- _AIM OF THE TASK_
The listing is to be reproduced exactly, excluding its pictures.

- _RECORDS FOR THIS EXERCISE_
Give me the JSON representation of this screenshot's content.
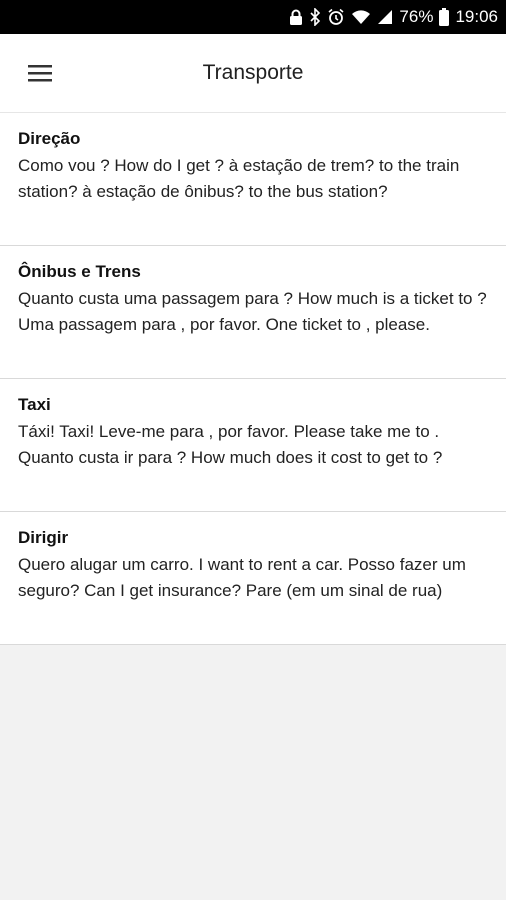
{
  "status_bar": {
    "battery": "76%",
    "time": "19:06",
    "icons": [
      "lock-icon",
      "bluetooth-icon",
      "alarm-icon",
      "wifi-icon",
      "signal-icon",
      "battery-icon"
    ]
  },
  "app_bar": {
    "title": "Transporte",
    "menu_icon": "hamburger-menu-icon"
  },
  "items": [
    {
      "title": "Direção",
      "description": "Como vou  ?  How do I get  ? à estação de trem?  to the train station? à estação de ônibus?  to the bus station?"
    },
    {
      "title": "Ônibus e Trens",
      "description": "Quanto custa uma passagem para ?  How much is a ticket to ? Uma passagem para , por favor.  One ticket to , please."
    },
    {
      "title": "Taxi",
      "description": "Táxi!  Taxi! Leve-me para , por favor.  Please take me to . Quanto custa ir para ?  How much does it cost to get to ?"
    },
    {
      "title": "Dirigir",
      "description": "Quero alugar um carro.  I want to rent a car. Posso fazer um seguro?  Can I get insurance? Pare (em um sinal de rua)"
    }
  ],
  "colors": {
    "status_bar": "#000000",
    "app_bar": "#ffffff",
    "background": "#f2f2f2",
    "divider": "#d9d9d9"
  }
}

- _RESPONSE AREA_
Give me the JSON representation of this screenshot's content.
{
  "status_bar": {
    "battery": "76%",
    "time": "19:06",
    "icons": [
      "lock-icon",
      "bluetooth-icon",
      "alarm-icon",
      "wifi-icon",
      "signal-icon",
      "battery-icon"
    ]
  },
  "app_bar": {
    "title": "Transporte",
    "menu_icon": "hamburger-menu-icon"
  },
  "items": [
    {
      "title": "Direção",
      "description": "Como vou  ?  How do I get  ? à estação de trem?  to the train station? à estação de ônibus?  to the bus station?"
    },
    {
      "title": "Ônibus e Trens",
      "description": "Quanto custa uma passagem para ?  How much is a ticket to ? Uma passagem para , por favor.  One ticket to , please."
    },
    {
      "title": "Taxi",
      "description": "Táxi!  Taxi! Leve-me para , por favor.  Please take me to . Quanto custa ir para ?  How much does it cost to get to ?"
    },
    {
      "title": "Dirigir",
      "description": "Quero alugar um carro.  I want to rent a car. Posso fazer um seguro?  Can I get insurance? Pare (em um sinal de rua)"
    }
  ],
  "colors": {
    "status_bar": "#000000",
    "app_bar": "#ffffff",
    "background": "#f2f2f2",
    "divider": "#d9d9d9"
  }
}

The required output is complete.